3. Evaluate the relationship between customer satisfaction and customer experience and examine the value of net promoter score (NPS) to study customer satisfaction.

Air India Airlines was catering to varied customer groups such as the Indian diaspora, large student population pursuing education abroad, first-time flyers and the rising middle class with travel aspirations. Customer expectations vary across segments and change over their lifetime. Airline staff must trace customer corridors and deliver on customer expectation across the touch points that matter to them to ensure meaningful and relevant service delivery. Students will have an opportunity to evaluate the NPS in measuring customer satisfaction and debate whether it is a sufficient metric to guide the organisation on delivering and monitoring customer experience.

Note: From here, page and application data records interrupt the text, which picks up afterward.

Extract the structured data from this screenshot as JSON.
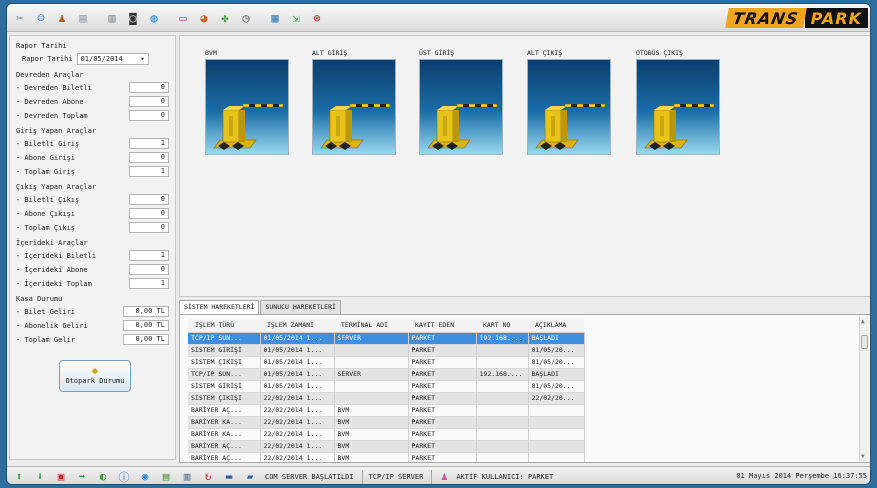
{
  "toolbar": {
    "icons": [
      "tools-icon",
      "users-icon",
      "user-settings-icon",
      "print-preview-icon",
      "printer-icon",
      "camera-icon",
      "globe-icon",
      "flag-icon",
      "pie-chart-icon",
      "plugin-icon",
      "clock-icon",
      "calculator-icon",
      "exit-app-icon",
      "close-circle-icon"
    ],
    "brand_part1": "TRANS",
    "brand_part2": "PARK"
  },
  "left": {
    "report_date_group": "Rapor Tarihi",
    "report_date_label": "Rapor Tarihi",
    "report_date_value": "01/05/2014",
    "devreden": {
      "title": "Devreden Araçlar",
      "rows": [
        {
          "label": "- Devreden Biletli",
          "value": "0"
        },
        {
          "label": "- Devreden Abone",
          "value": "0"
        },
        {
          "label": "- Devreden Toplam",
          "value": "0"
        }
      ]
    },
    "giris": {
      "title": "Giriş Yapan Araçlar",
      "rows": [
        {
          "label": "- Biletli Giriş",
          "value": "1"
        },
        {
          "label": "- Abone Girişi",
          "value": "0"
        },
        {
          "label": "- Toplam Giriş",
          "value": "1"
        }
      ]
    },
    "cikis": {
      "title": "Çıkış Yapan Araçlar",
      "rows": [
        {
          "label": "- Biletli Çıkış",
          "value": "0"
        },
        {
          "label": "- Abone Çıkışı",
          "value": "0"
        },
        {
          "label": "- Toplam Çıkış",
          "value": "0"
        }
      ]
    },
    "iceride": {
      "title": "İçerideki Araçlar",
      "rows": [
        {
          "label": "- İçerideki Biletli",
          "value": "1"
        },
        {
          "label": "- İçerideki Abone",
          "value": "0"
        },
        {
          "label": "- İçerideki Toplam",
          "value": "1"
        }
      ]
    },
    "kasa": {
      "title": "Kasa Durumu",
      "rows": [
        {
          "label": "- Bilet Geliri",
          "value": "0,00 TL"
        },
        {
          "label": "- Abonelik Geliri",
          "value": "0,00 TL"
        },
        {
          "label": "- Toplam Gelir",
          "value": "0,00 TL"
        }
      ]
    },
    "otopark_button": "Otopark Durumu"
  },
  "gates": [
    {
      "name": "BVM"
    },
    {
      "name": "ALT GİRİŞ"
    },
    {
      "name": "ÜST GİRİŞ"
    },
    {
      "name": "ALT ÇIKIŞ"
    },
    {
      "name": "OTOBÜS ÇIKIŞ"
    }
  ],
  "tabs": [
    "SİSTEM HAREKETLERİ",
    "SUNUCU HAREKETLERİ"
  ],
  "table": {
    "columns": [
      "İŞLEM TÜRÜ",
      "İŞLEM ZAMANI",
      "TERMİNAL ADI",
      "KAYIT EDEN",
      "KART NO",
      "AÇIKLAMA"
    ],
    "rows": [
      [
        "TCP/IP SUN...",
        "01/05/2014 1...",
        "SERVER",
        "PARKET",
        "192.168....",
        "BAŞLADI"
      ],
      [
        "SİSTEM GİRİŞİ",
        "01/05/2014 1...",
        "",
        "PARKET",
        "",
        "01/05/20..."
      ],
      [
        "SİSTEM ÇIKIŞI",
        "01/05/2014 1...",
        "",
        "PARKET",
        "",
        "01/05/20..."
      ],
      [
        "TCP/IP SUN...",
        "01/05/2014 1...",
        "SERVER",
        "PARKET",
        "192.168....",
        "BAŞLADI"
      ],
      [
        "SİSTEM GİRİŞİ",
        "01/05/2014 1...",
        "",
        "PARKET",
        "",
        "01/05/20..."
      ],
      [
        "SİSTEM ÇIKIŞI",
        "22/02/2014 1...",
        "",
        "PARKET",
        "",
        "22/02/20..."
      ],
      [
        "BARİYER AÇ...",
        "22/02/2014 1...",
        "BVM",
        "PARKET",
        "",
        ""
      ],
      [
        "BARİYER KA...",
        "22/02/2014 1...",
        "BVM",
        "PARKET",
        "",
        ""
      ],
      [
        "BARİYER KA...",
        "22/02/2014 1...",
        "BVM",
        "PARKET",
        "",
        ""
      ],
      [
        "BARİYER AÇ...",
        "22/02/2014 1...",
        "BVM",
        "PARKET",
        "",
        ""
      ],
      [
        "BARİYER AÇ...",
        "22/02/2014 1...",
        "BVM",
        "PARKET",
        "",
        ""
      ]
    ]
  },
  "status": {
    "com_server": "COM SERVER BAŞLATILDI",
    "tcp_server": "TCP/IP SERVER",
    "active_user": "AKTİF KULLANICI: PARKET",
    "datetime": "01 Mayıs 2014 Perşembe 16:37:55"
  }
}
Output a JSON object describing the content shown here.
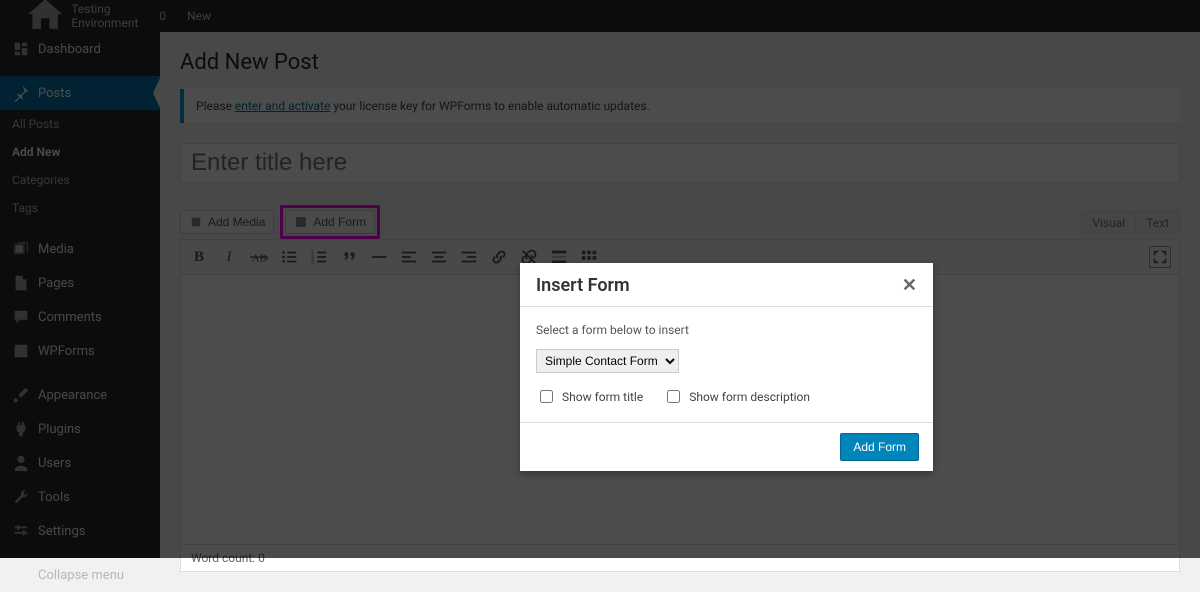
{
  "adminbar": {
    "site_name": "Testing Environment",
    "comments_count": "0",
    "new_label": "New"
  },
  "sidebar": {
    "dashboard": "Dashboard",
    "posts": "Posts",
    "posts_sub": {
      "all": "All Posts",
      "add_new": "Add New",
      "categories": "Categories",
      "tags": "Tags"
    },
    "media": "Media",
    "pages": "Pages",
    "comments": "Comments",
    "wpforms": "WPForms",
    "appearance": "Appearance",
    "plugins": "Plugins",
    "users": "Users",
    "tools": "Tools",
    "settings": "Settings",
    "collapse": "Collapse menu"
  },
  "page": {
    "heading": "Add New Post",
    "notice_prefix": "Please ",
    "notice_link": "enter and activate",
    "notice_suffix": " your license key for WPForms to enable automatic updates.",
    "title_placeholder": "Enter title here",
    "add_media": "Add Media",
    "add_form": "Add Form",
    "tab_visual": "Visual",
    "tab_text": "Text",
    "word_count": "Word count: 0"
  },
  "modal": {
    "title": "Insert Form",
    "instruction": "Select a form below to insert",
    "selected_form": "Simple Contact Form",
    "show_title": "Show form title",
    "show_description": "Show form description",
    "submit": "Add Form"
  }
}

4. Examine why reputation risk management and not crisis management should be the focus of Air India in delivering superior customer service because nearly 70%–80% of market value for a company comes from its intangible assets such as brand equity and reputation.

Students will discuss crisis management i.e. handling the threat to reputation after it has occurred and reputation risk management i.e. proactively managing potential threats to its reputation by taking timely actions to avoid or mitigate it. There are three factors (reputation reality gap, changing beliefs and expectation and weak internal coordination) that determine reputational risks. Students can evaluate this model to determine if Air India should address these three factors to manage its reputation proactively.

Case overview/synopsis

This case study is set around an incident that happened on 26 November 2022, on Air India flight bound for Delhi from New York when an inebriated 34-year-old man had peed on a 72-year-old woman. The perpetrator of the crime had walked free, and the victim was left dissatisfied with how the cabin crew had handled her ordeal. Air India Airlines was launched in 1932 by industrialist JRD Tata and nationalised in 1953. In 2021, Tata Group acquired the 90-year-old Air India from the Government of India for $2.4bn (INR 18,000 crore) and appointed Campbell Wilson as chief executive officer and managing director. The incident brought to the fore the customer management issues that Wilson had to address. First on the list of Air India’s turnaround plan was delivering “exceptional customer experience”. How was it going to achieve it because the Indian aviation ecosystem lacked infrastructure such as airports, airspace, competition and customer preference-based services? There was also shortage of pilots, engineers, technicians, air-traffic controllers and technocrats to occupy positions within security agencies and regulatory bodies. With Air India’s acquisition, the Tata Group had to find innovative solutions to deal with decades of internal neglect, non-performance and labour union problems. This case study is relevant to address real issues of customer experience, consumer psychology, reputation risk management and standard operating procedures in service management.

Complexity academic level

This case is suitable for both undergraduate and postgraduate level students of business management. It can also be used for training service personnel of aviation industry.

Supplementary materials

Teaching notes are available for educators only.

Subject code

CSS 8: Marketing

1 – 10 of over 77000